You are right – they are completely distinct. One is managed by programming how information is accessed, while the other is still a mystery in many ways. The main thing we have done is to be able to store multiple information states in a single cell – sort of like a greyscale or analog memory. This can be likened to the difference between a regular light switch (digital memory) to a light with dimmer control (multi-state memory).
The Sydney Morning Herald mentioned the possibility of your research leading to bionic brains, which could be programmed to demonstrate symptoms of diseases such as dementia and help in testing new medications, etc. How far away are we from such an invention? What are the possible limitations and setbacks?
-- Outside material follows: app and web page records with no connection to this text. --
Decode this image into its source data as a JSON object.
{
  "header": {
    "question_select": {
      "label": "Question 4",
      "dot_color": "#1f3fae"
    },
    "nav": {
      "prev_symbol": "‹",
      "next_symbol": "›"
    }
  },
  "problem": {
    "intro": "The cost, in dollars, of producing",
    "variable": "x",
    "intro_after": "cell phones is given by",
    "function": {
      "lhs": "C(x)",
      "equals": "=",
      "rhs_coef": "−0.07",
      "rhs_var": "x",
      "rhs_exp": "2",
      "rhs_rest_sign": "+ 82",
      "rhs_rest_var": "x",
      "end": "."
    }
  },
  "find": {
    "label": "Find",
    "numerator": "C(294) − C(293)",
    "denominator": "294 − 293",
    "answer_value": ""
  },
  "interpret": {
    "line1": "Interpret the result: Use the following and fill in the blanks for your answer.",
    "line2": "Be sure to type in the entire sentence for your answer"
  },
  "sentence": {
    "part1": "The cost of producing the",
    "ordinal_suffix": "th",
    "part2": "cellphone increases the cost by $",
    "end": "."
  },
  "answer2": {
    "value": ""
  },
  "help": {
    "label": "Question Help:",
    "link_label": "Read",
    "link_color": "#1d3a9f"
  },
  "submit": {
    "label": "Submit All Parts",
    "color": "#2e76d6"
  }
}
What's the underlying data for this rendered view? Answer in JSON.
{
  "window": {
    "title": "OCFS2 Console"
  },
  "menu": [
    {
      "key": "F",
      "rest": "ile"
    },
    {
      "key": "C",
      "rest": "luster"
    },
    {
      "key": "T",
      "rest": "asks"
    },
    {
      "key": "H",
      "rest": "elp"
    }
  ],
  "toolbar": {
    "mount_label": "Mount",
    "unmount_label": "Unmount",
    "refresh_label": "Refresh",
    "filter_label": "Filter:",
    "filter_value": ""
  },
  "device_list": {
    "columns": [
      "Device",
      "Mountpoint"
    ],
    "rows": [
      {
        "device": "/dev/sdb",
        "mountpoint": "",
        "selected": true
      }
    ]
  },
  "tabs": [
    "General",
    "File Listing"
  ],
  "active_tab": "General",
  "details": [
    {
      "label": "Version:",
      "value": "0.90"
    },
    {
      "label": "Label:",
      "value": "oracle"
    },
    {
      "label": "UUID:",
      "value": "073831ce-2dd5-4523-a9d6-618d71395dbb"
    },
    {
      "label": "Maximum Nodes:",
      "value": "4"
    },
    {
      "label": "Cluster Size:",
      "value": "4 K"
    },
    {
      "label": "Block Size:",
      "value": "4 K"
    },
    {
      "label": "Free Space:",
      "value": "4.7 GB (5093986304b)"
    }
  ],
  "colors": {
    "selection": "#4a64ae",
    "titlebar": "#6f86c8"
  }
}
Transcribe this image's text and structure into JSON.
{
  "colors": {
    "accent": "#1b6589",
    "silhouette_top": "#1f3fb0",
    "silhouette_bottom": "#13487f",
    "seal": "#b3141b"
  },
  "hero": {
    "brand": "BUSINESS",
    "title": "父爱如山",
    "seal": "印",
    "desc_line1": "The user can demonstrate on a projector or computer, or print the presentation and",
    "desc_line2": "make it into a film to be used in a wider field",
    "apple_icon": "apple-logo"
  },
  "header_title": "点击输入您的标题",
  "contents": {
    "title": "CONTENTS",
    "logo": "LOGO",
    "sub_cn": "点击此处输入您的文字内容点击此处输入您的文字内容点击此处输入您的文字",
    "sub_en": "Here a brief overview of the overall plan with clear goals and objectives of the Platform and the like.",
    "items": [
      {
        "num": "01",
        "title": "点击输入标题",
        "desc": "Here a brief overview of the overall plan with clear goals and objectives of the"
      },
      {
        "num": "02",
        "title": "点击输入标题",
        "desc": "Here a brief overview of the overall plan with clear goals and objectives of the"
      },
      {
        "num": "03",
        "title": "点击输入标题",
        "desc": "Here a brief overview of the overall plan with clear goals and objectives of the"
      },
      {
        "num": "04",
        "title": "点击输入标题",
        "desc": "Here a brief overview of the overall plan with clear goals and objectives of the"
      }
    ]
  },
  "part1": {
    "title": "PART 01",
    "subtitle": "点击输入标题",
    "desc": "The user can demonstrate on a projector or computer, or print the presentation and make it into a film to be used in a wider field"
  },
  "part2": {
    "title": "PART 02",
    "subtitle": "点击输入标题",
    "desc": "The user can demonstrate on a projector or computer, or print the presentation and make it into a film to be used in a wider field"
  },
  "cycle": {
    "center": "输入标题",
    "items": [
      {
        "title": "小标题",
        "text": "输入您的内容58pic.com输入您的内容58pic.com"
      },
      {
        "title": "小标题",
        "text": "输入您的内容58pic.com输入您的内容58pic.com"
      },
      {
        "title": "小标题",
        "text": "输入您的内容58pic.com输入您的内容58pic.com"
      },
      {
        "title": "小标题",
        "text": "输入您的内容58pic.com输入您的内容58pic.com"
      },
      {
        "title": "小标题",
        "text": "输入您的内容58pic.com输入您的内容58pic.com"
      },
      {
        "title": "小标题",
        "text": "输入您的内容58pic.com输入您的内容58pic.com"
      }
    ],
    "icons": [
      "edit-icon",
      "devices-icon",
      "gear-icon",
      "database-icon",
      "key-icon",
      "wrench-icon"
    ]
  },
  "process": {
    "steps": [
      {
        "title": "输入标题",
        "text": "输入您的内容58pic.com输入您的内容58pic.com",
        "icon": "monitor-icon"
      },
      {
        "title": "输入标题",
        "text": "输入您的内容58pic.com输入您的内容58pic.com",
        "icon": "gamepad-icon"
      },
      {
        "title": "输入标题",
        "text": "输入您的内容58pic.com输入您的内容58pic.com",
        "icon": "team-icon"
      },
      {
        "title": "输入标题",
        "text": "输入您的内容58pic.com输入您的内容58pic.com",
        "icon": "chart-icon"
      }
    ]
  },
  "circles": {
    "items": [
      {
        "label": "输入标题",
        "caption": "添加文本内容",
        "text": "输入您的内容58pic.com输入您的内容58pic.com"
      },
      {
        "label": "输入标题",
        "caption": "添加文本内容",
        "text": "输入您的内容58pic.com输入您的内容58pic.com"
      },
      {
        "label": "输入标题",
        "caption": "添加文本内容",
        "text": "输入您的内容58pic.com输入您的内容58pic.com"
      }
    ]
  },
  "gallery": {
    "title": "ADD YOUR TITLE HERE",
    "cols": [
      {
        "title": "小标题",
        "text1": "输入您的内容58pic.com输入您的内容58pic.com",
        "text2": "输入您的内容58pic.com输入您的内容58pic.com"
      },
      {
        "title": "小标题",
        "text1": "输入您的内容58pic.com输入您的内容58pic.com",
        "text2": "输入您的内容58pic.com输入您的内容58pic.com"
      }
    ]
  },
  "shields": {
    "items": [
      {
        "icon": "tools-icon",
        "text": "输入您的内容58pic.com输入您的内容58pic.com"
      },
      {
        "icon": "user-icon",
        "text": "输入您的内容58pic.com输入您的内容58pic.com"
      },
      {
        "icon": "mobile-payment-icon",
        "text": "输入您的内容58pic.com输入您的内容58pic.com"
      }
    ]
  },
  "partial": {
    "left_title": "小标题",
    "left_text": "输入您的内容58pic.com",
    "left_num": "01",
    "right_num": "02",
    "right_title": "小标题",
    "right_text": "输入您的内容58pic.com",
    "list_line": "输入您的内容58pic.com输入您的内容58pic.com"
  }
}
The ability to store multiple states and the fact that the information can relate to previous states relates to experience and cognition (all in an electronic context). A number of the conduction mechanisms that happen in the material that cause this information storage closely resemble conduction in the synapses in the human nervous system. Beyond our team, others have shown the ability to train this category of memory cells (termed memristors) to recognise simple images. This was by combining memory technology and programming. Creating clusters of memory cells that mimic synapse-like functions can allow us to create controllable defects and model medical conditions. Such technology is probably about 10 years away. The main limitation is to bridge the gap between engineering and medicine, to pool collective experience and knowledge to create practical systems.
When we talk about research like yours in the media, we tend to focus on macro impacts such as bionic brains and treating dementia, but when you started this, what was your original research question? Did you know it was going to be a big project or did you discover that over the course of your work?
When starting this project, we knew the long-term impact could be a memory system that mimics the brain. In a simpler engineering context, we felt its components could be the functional hardware elements for artificial intelligence (AI). Combining multi-state memories with all the advances in AI software could unlock new levels of learning and electronic cognition. Towards this, our basic research question was: can we create a stable, durable memory cell that can store multiple information states?
Research itself can be a long process that can feel wearisome or tedious at times. As a researcher yourself and as an advisor to students, how have you coped with such setbacks and what advice do you give your advisees?
I actually find a quote attributed to Winston Churchill a very useful inspiration: “Success is the ability to go from one failure to another with no loss of enthusiasm.” The easiest way to tackle this to admit that in research there would be more failures than success, and to see what we can learn from this. To all students, we keep stressing that a negative result is never a bad thing. If we get a result that we do not expect or predict, that is actually significant and interesting, as explaining why it happened could reveal something new.
What keeps you intellectually motivated when you feel like you’re stuck in a rut?
I have developed the habit of working on many projects at the same time and in diverse fields. This is a challenge but is useful as some project is always showing promise when another gets stuck in a rut. In the current research environment, where metrics matter, the successful projects keep those flowing. It creates the opportunity to give time and resources to the project stuck in a rut and make it work well.